If you’ve ever had a turkey sandwich on Boxing Day, you’ve already done some Christmas recycling of sorts, but with so many materials and so much extra Christmas waste, what else can be saved, reused or recycled over the festive season?
Recycling Christmas food
Turkey sandwiches are just one example of recycling Christmas food, and there are plenty more, such as bubble and squeak to use up leftover roast vegetables, and buffets to use all sorts of spare ingredients.
If you have a compost heap, don’t forget about it just because it’s winter, as it’s likely you’ll have a bumper amount of vegetable peelings, tea bags and other suitable food waste to add to it over Christmas.
Recycling wrapping paper
Remember to plan ahead if you want to recycle Christmas wrapping paper – and only buy normal matt-finish paper that can be scrunched up into a ball.
Wrapping paper with metallic print, holographic film and metallic foil cannot be put in with your household paper recycling, so steer clear of this and you’ll save space in your general waste during Christmas collections too.
Recycling Christmas decorations
Most mass-market Christmas decorations cannot be recycled easily, including glass baubles, most plastic baubles and tinsel; however, Christmas lights usually can be recycled and your local council may collect them for this.
Natural materials in Christmas decorations, such as holly leaves, ivy, real mistletoe and so on, can be recycled as garden waste if they are ‘clean’, but should not be put in your recycling if they have been sprayed with glitter or other decorative contaminants.
Recycling spent batteries
If you have a lot of battery-powered Christmas lights and ornaments, or the kids get a lot of toys from Santa, you’ll probably have a bucket full of dead batteries by New Year’s.
Recycling spent batteries is now quite easy – most larger stores and supermarkets have a container by the tills or by the door, and you can just dump your duds in there to be taken away and recycled.
Recycling Christmas cards
Again, you’ll often see ‘post boxes’ for recycling Christmas cards in your local supermarket, but as long as they’re clean paper or card, you can put them in your household recycling.

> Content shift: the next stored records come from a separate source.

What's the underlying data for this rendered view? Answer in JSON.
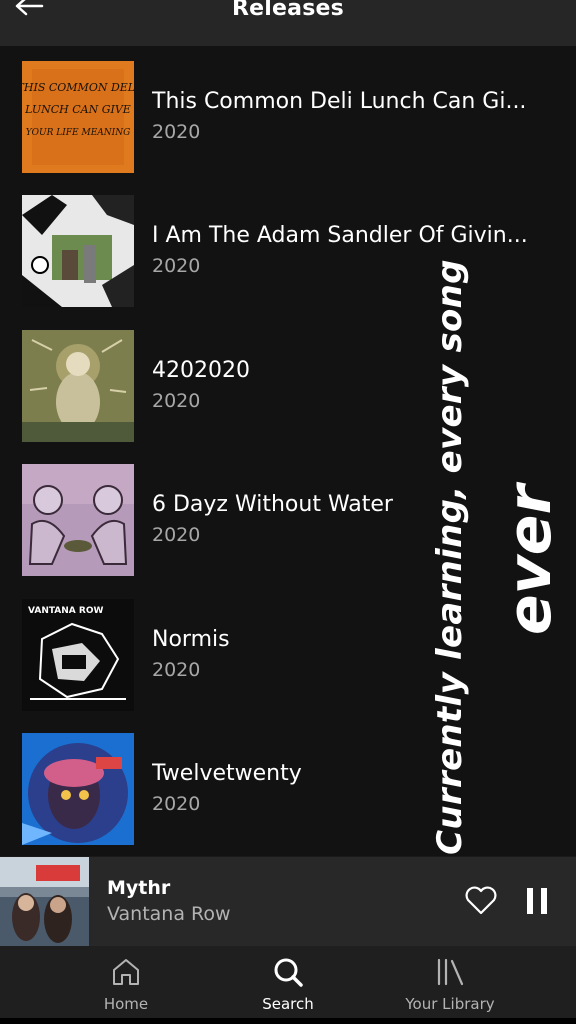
{
  "header": {
    "title": "Releases",
    "back_icon": "arrow-left-icon"
  },
  "releases": [
    {
      "title": "This Common Deli Lunch Can Gi...",
      "year": "2020",
      "cover_text": [
        "THIS COMMON DELI",
        "LUNCH CAN GIVE",
        "YOUR LIFE MEANING"
      ],
      "cover_color": "#e07a1e"
    },
    {
      "title": "I Am The Adam Sandler Of Givin...",
      "year": "2020",
      "cover_color": "#e8e8e8"
    },
    {
      "title": "4202020",
      "year": "2020",
      "cover_color": "#8a8a55"
    },
    {
      "title": "6 Dayz Without Water",
      "year": "2020",
      "cover_color": "#b69ab9"
    },
    {
      "title": "Normis",
      "year": "2020",
      "cover_text": [
        "VANTANA ROW"
      ],
      "cover_color": "#0c0c0c"
    },
    {
      "title": "Twelvetwenty",
      "year": "2020",
      "cover_color": "#2b5cc4"
    }
  ],
  "caption": {
    "line1": "Currently learning, every song",
    "line2": "ever"
  },
  "now_playing": {
    "title": "Mythr",
    "artist": "Vantana Row",
    "heart_icon": "heart-outline-icon",
    "pause_icon": "pause-icon"
  },
  "nav": [
    {
      "label": "Home",
      "icon": "home-icon",
      "active": false
    },
    {
      "label": "Search",
      "icon": "search-icon",
      "active": true
    },
    {
      "label": "Your Library",
      "icon": "library-icon",
      "active": false
    }
  ]
}
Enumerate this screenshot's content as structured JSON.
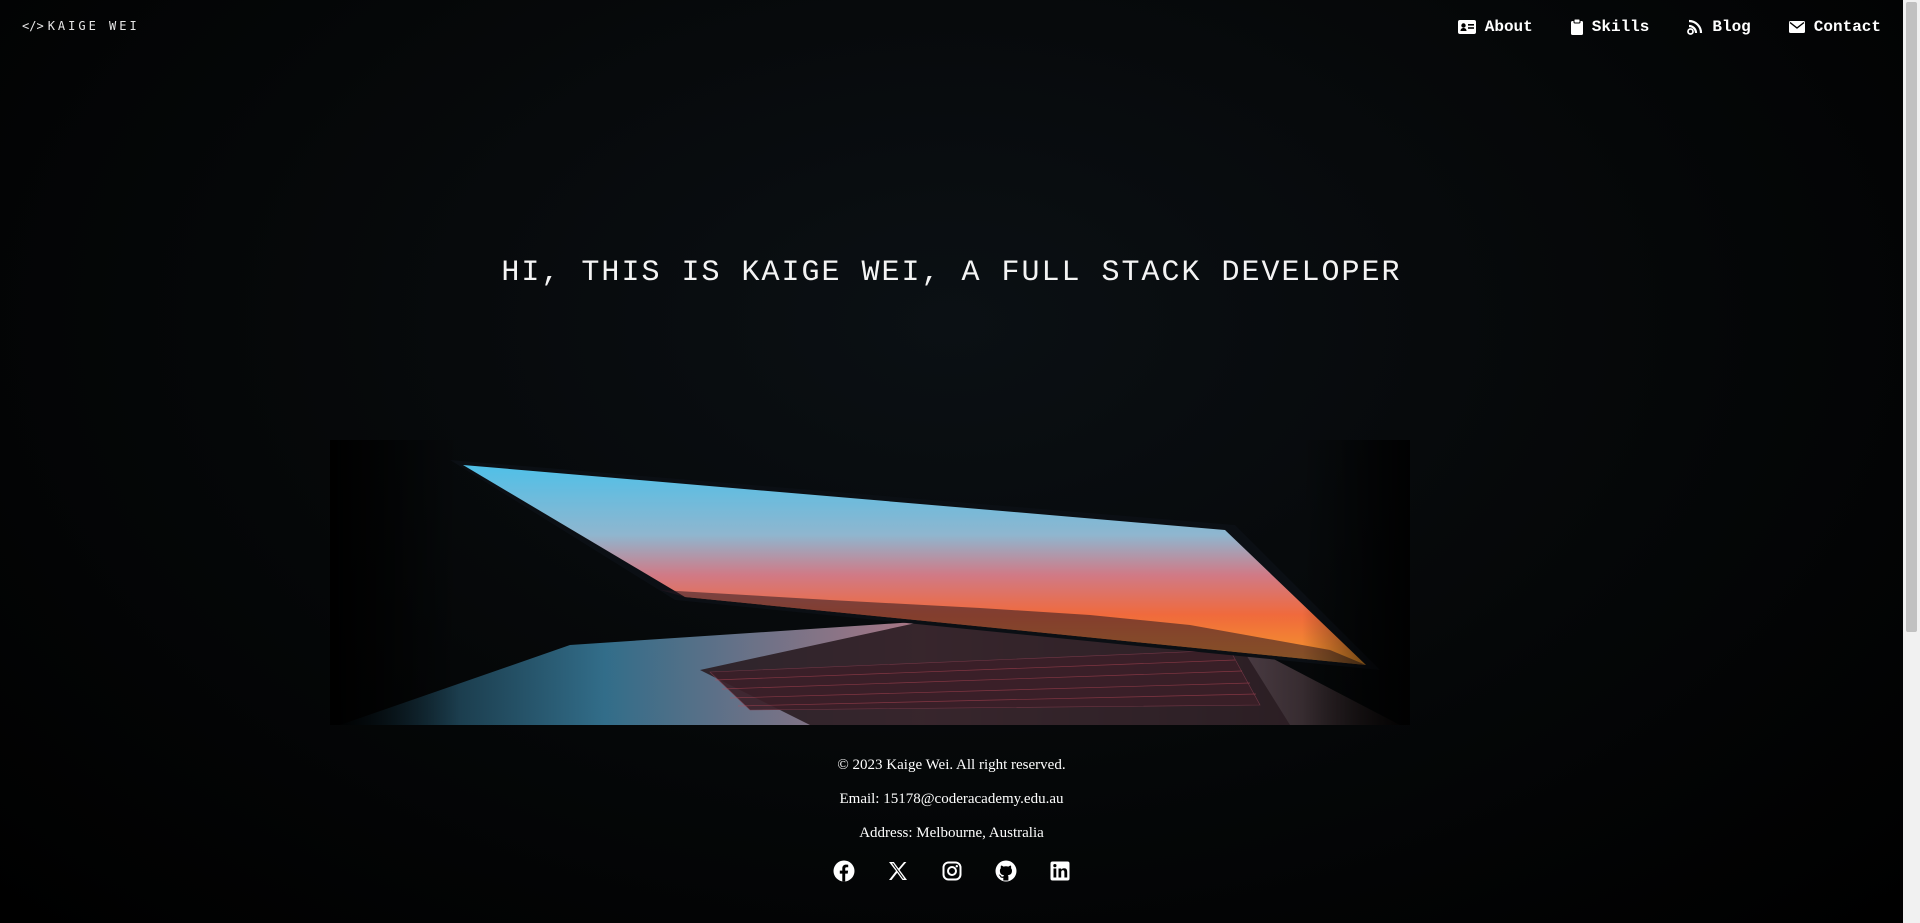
{
  "header": {
    "logo_symbol": "</>",
    "logo_text": "KAIGE WEI",
    "nav": [
      {
        "label": "About",
        "icon": "id-card-icon"
      },
      {
        "label": "Skills",
        "icon": "clipboard-icon"
      },
      {
        "label": "Blog",
        "icon": "blog-icon"
      },
      {
        "label": "Contact",
        "icon": "envelope-icon"
      }
    ]
  },
  "hero": {
    "headline": "HI, THIS IS KAIGE WEI, A FULL STACK DEVELOPER",
    "image": "laptop-at-sunset"
  },
  "footer": {
    "copyright": "© 2023 Kaige Wei. All right reserved.",
    "email": "Email: 15178@coderacademy.edu.au",
    "address": "Address: Melbourne, Australia",
    "socials": [
      "facebook-icon",
      "x-icon",
      "instagram-icon",
      "github-icon",
      "linkedin-icon"
    ]
  },
  "colors": {
    "background": "#000000",
    "text": "#ffffff",
    "scrollbar_track": "#f1f1f1",
    "scrollbar_thumb": "#c1c1c1"
  }
}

That means no glitter, ribbons and bows, so tear those parts off – and if you prefer to keep cards as a memento, consider scrapbooking the image and/or the verse and just recycling the parts you don’t want or need to keep.
Recycling Christmas trees
This is the big one. Recycling Christmas trees has thankfully become much easier in recent years and local councils can use them as chippings on public woodlands and flowerbeds.
Look out for Christmas tree recycling events near you early in the new year. Remember once again to remove contaminants like tinsel and artificial stands, and if you have a completely artificial tree, either pack it away for next year or if it’s in usable condition but you no longer want it, donate it to a charity shop or other local worthy cause.